Lottery is a gambling game in which players pay a small amount for the chance to win a prize, typically money. The practice has a long history in human culture. It has been used to settle disputes, determine fates, and finance projects including building the British Museum and repairing bridges in the American colonies. In modern times, lottery games have become a popular form of public entertainment. They are also used to raise money for a variety of public purposes, such as supporting arts and sciences, educational institutions, and health programs.
The earliest known records of lotteries date to the Han dynasty in China, where keno slips were used for public lottery games. The earliest public lotteries in Europe, however, were held during the reign of Augustus Caesar for the purpose of municipal repairs and to provide assistance to the poor. Lotteries are a form of speculative gambling that offers the chance to win a prize based on random selection. The prizes vary from small cash amounts to major items like cars and houses. The monetary value of the prizes is generally deducted from the total pool of revenue from ticket sales and other sources. In most large-scale lotteries, a single, very high-value prize is offered along with several smaller prizes.
While the concept of lottery is fairly simple, there are a number of factors that contribute to its popularity and success. First, people simply enjoy the thrill of taking a chance on a big prize. In addition, the huge jackpots attract attention and can create a buzz on social media. These factors make the lottery a very appealing option to many people, despite the fact that it has some serious disadvantages.
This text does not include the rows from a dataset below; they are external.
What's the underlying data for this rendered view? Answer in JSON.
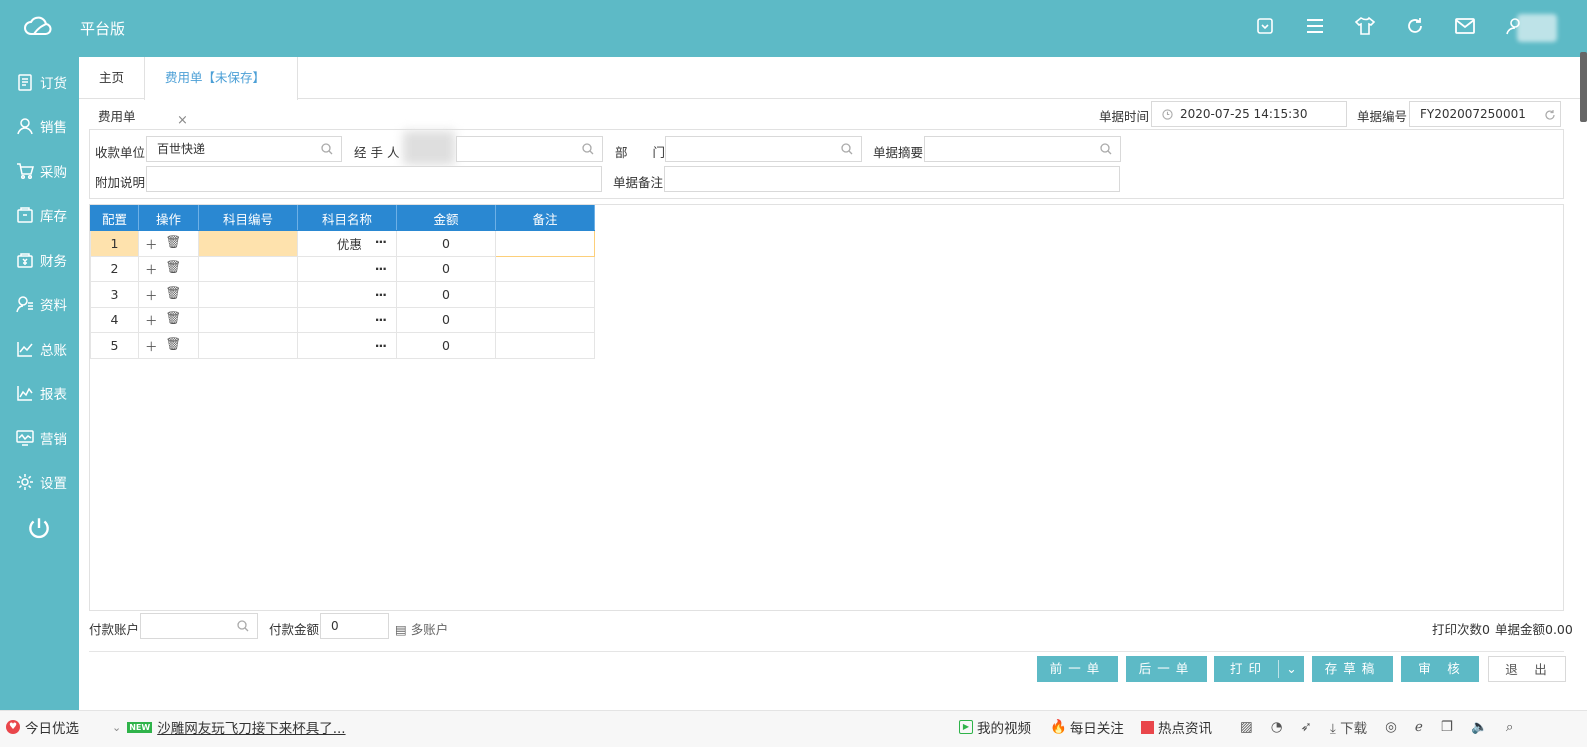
{
  "header": {
    "brand": "平台版",
    "icons": [
      "dashboard-icon",
      "menu-icon",
      "shirt-icon",
      "refresh-icon",
      "mail-icon",
      "user-icon"
    ]
  },
  "sidebar": {
    "items": [
      {
        "label": "订货",
        "icon": "order-icon"
      },
      {
        "label": "销售",
        "icon": "sales-icon"
      },
      {
        "label": "采购",
        "icon": "cart-icon"
      },
      {
        "label": "库存",
        "icon": "inventory-icon"
      },
      {
        "label": "财务",
        "icon": "finance-icon"
      },
      {
        "label": "资料",
        "icon": "profile-icon"
      },
      {
        "label": "总账",
        "icon": "ledger-icon"
      },
      {
        "label": "报表",
        "icon": "report-icon"
      },
      {
        "label": "营销",
        "icon": "marketing-icon"
      },
      {
        "label": "设置",
        "icon": "settings-icon"
      }
    ]
  },
  "tabs": [
    {
      "label": "主页"
    },
    {
      "label": "费用单【未保存】",
      "close": "×"
    }
  ],
  "form": {
    "title": "费用单",
    "doc_time_label": "单据时间",
    "doc_time_value": "2020-07-25 14:15:30",
    "doc_no_label": "单据编号",
    "doc_no_value": "FY202007250001",
    "payee_label": "收款单位",
    "payee_value": "百世快递",
    "handler_label": "经 手 人",
    "dept_label": "部　　门",
    "summary_label": "单据摘要",
    "note_label": "附加说明",
    "remark_label": "单据备注"
  },
  "table": {
    "columns": [
      "配置",
      "操作",
      "科目编号",
      "科目名称",
      "金额",
      "备注"
    ],
    "rows": [
      {
        "no": "1",
        "name": "优惠",
        "amount": "0"
      },
      {
        "no": "2",
        "name": "",
        "amount": "0"
      },
      {
        "no": "3",
        "name": "",
        "amount": "0"
      },
      {
        "no": "4",
        "name": "",
        "amount": "0"
      },
      {
        "no": "5",
        "name": "",
        "amount": "0"
      }
    ],
    "dots": "···"
  },
  "footer": {
    "pay_account_label": "付款账户",
    "pay_amount_label": "付款金额",
    "pay_amount_value": "0",
    "multi_account": "多账户",
    "print_count": "打印次数0",
    "doc_amount": "单据金额0.00"
  },
  "buttons": {
    "prev": "前一单",
    "next": "后一单",
    "print": "打印",
    "draft": "存草稿",
    "audit": "审　核",
    "exit": "退　出"
  },
  "statusbar": {
    "today": "今日优选",
    "new_badge": "NEW",
    "news": "沙雕网友玩飞刀接下来杯具了...",
    "video": "我的视频",
    "follow": "每日关注",
    "hot": "热点资讯",
    "download": "下载"
  }
}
Lottery has been criticized for contributing to the problem of compulsive gambling and for having a regressive effect on lower-income families. It has also been criticized for its role in fostering false hopes of instant wealth and fueling debt and other financial problems. While it is true that lottery proceeds have been used for public purposes, the fact is that lottery revenues are not a sustainable source of government funding. Unlike general tax revenues, lottery proceeds are not a permanent source of revenue and have to be supplemented by other forms of public spending.
Americans spend over $80 billion on lottery tickets every year. While this is not a bad thing, it is important to realize that there is no guarantee of winning and that you should only spend money that you can afford to lose. In addition, you should consider using some of this money to build an emergency fund or to pay off credit card debt.
While you may not be able to predict the exact numbers that will appear in each draw, you can use probability theory and combinatorial mathematics to improve your odds of winning. By avoiding superstitions, hot and cold numbers, and quick picks, you can increase your chances of success by picking a more balanced selection of low, high, and odd numbers. Moreover, you should always choose a combination that has the best ratio of potential success to failure.